Task description: Lines below that include the word "settings" should each be copied.

Provided data:
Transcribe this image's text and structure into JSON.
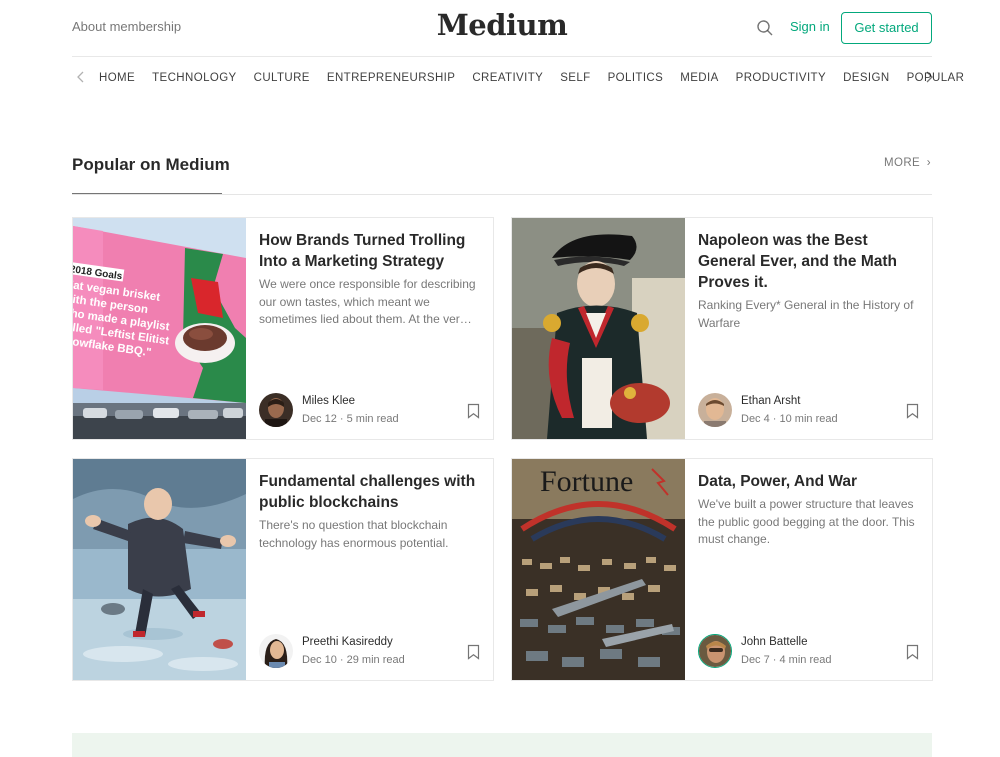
{
  "header": {
    "about": "About membership",
    "logo": "Medium",
    "signin": "Sign in",
    "get_started": "Get started",
    "search_icon": "search-icon"
  },
  "nav": {
    "items": [
      "HOME",
      "TECHNOLOGY",
      "CULTURE",
      "ENTREPRENEURSHIP",
      "CREATIVITY",
      "SELF",
      "POLITICS",
      "MEDIA",
      "PRODUCTIVITY",
      "DESIGN",
      "POPULAR"
    ]
  },
  "section": {
    "title": "Popular on Medium",
    "more": "MORE"
  },
  "cards": [
    {
      "title": "How Brands Turned Trolling Into a Marketing Strategy",
      "subtitle": "We were once responsible for describing our own tastes, which meant we sometimes lied about them. At the ver…",
      "author": "Miles Klee",
      "meta": "Dec 12 · 5 min read",
      "billboard": {
        "heading": "2018 Goals",
        "lines": [
          "Eat vegan brisket",
          "with the person",
          "who made a playlist",
          "called \"Leftist Elitist",
          "Snowflake BBQ.\""
        ]
      }
    },
    {
      "title": "Napoleon was the Best General Ever, and the Math Proves it.",
      "subtitle": "Ranking Every* General in the History of Warfare",
      "author": "Ethan Arsht",
      "meta": "Dec 4 · 10 min read"
    },
    {
      "title": "Fundamental challenges with public blockchains",
      "subtitle": "There's no question that blockchain technology has enormous potential.",
      "author": "Preethi Kasireddy",
      "meta": "Dec 10 · 29 min read"
    },
    {
      "title": "Data, Power, And War",
      "subtitle": "We've built a power structure that leaves the public good begging at the door. This must change.",
      "author": "John Battelle",
      "meta": "Dec 7 · 4 min read",
      "magazine": "Fortune"
    }
  ],
  "colors": {
    "accent": "#03a87c",
    "footer_band": "#edf5ee"
  }
}
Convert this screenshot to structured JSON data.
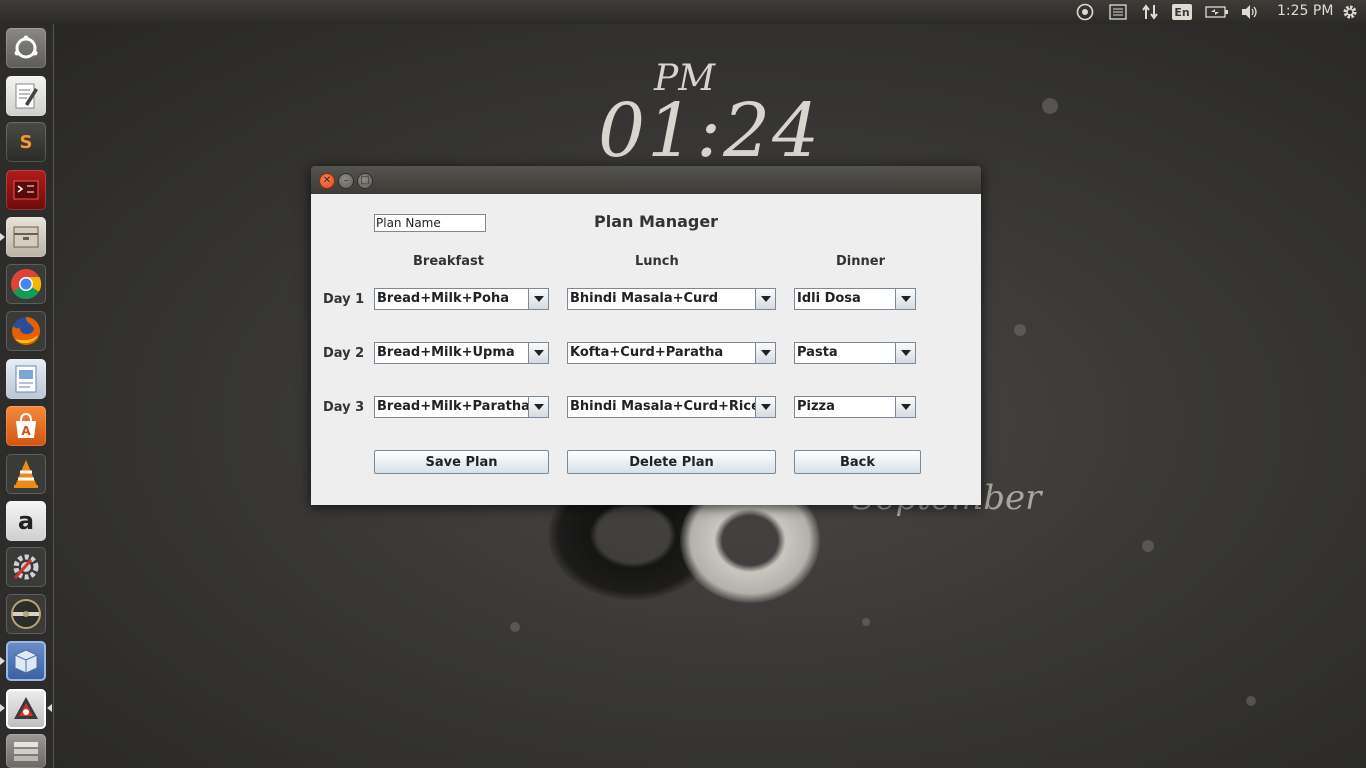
{
  "top_panel": {
    "language": "En",
    "clock": "1:25 PM",
    "icons": [
      "chrome-indicator-icon",
      "list-icon",
      "network-icon",
      "keyboard-language-icon",
      "battery-icon",
      "volume-icon",
      "settings-gear-icon"
    ]
  },
  "launcher": {
    "items": [
      "dash-home-icon",
      "text-editor-icon",
      "sublime-text-icon",
      "terminal-icon",
      "files-icon",
      "chrome-icon",
      "firefox-icon",
      "document-viewer-icon",
      "software-center-icon",
      "vlc-icon",
      "amazon-icon",
      "system-settings-icon",
      "disk-icon",
      "virtualbox-icon",
      "java-app-icon",
      "workspaces-icon"
    ]
  },
  "wallpaper": {
    "ampm": "PM",
    "time": "01:24",
    "month": "September"
  },
  "window": {
    "plan_name_value": "Plan Name",
    "title": "Plan Manager",
    "columns": [
      "Breakfast",
      "Lunch",
      "Dinner"
    ],
    "days": [
      {
        "label": "Day 1",
        "breakfast": "Bread+Milk+Poha",
        "lunch": "Bhindi Masala+Curd",
        "dinner": "Idli Dosa"
      },
      {
        "label": "Day 2",
        "breakfast": "Bread+Milk+Upma",
        "lunch": "Kofta+Curd+Paratha",
        "dinner": "Pasta"
      },
      {
        "label": "Day 3",
        "breakfast": "Bread+Milk+Paratha",
        "lunch": "Bhindi Masala+Curd+Rice",
        "dinner": "Pizza"
      }
    ],
    "buttons": {
      "save": "Save Plan",
      "delete": "Delete Plan",
      "back": "Back"
    }
  }
}
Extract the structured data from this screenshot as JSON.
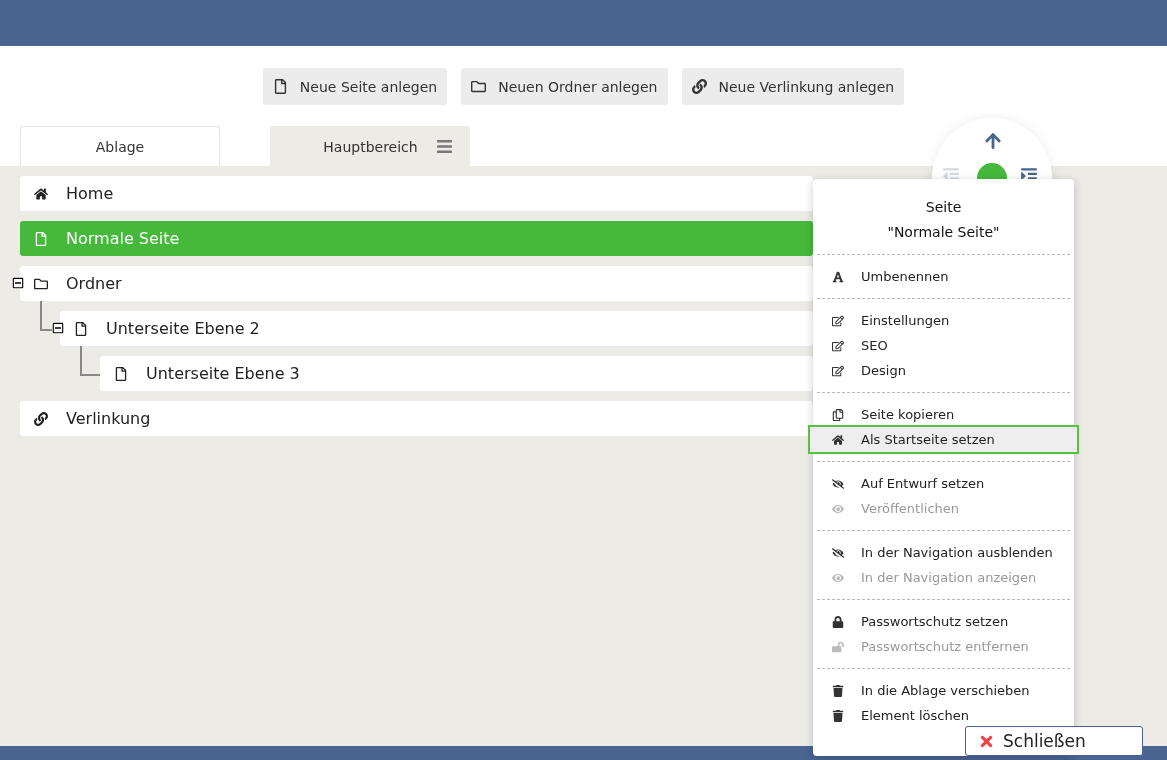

Solution to this task:
      "settings-gear-icon"
      "system-settings-icon",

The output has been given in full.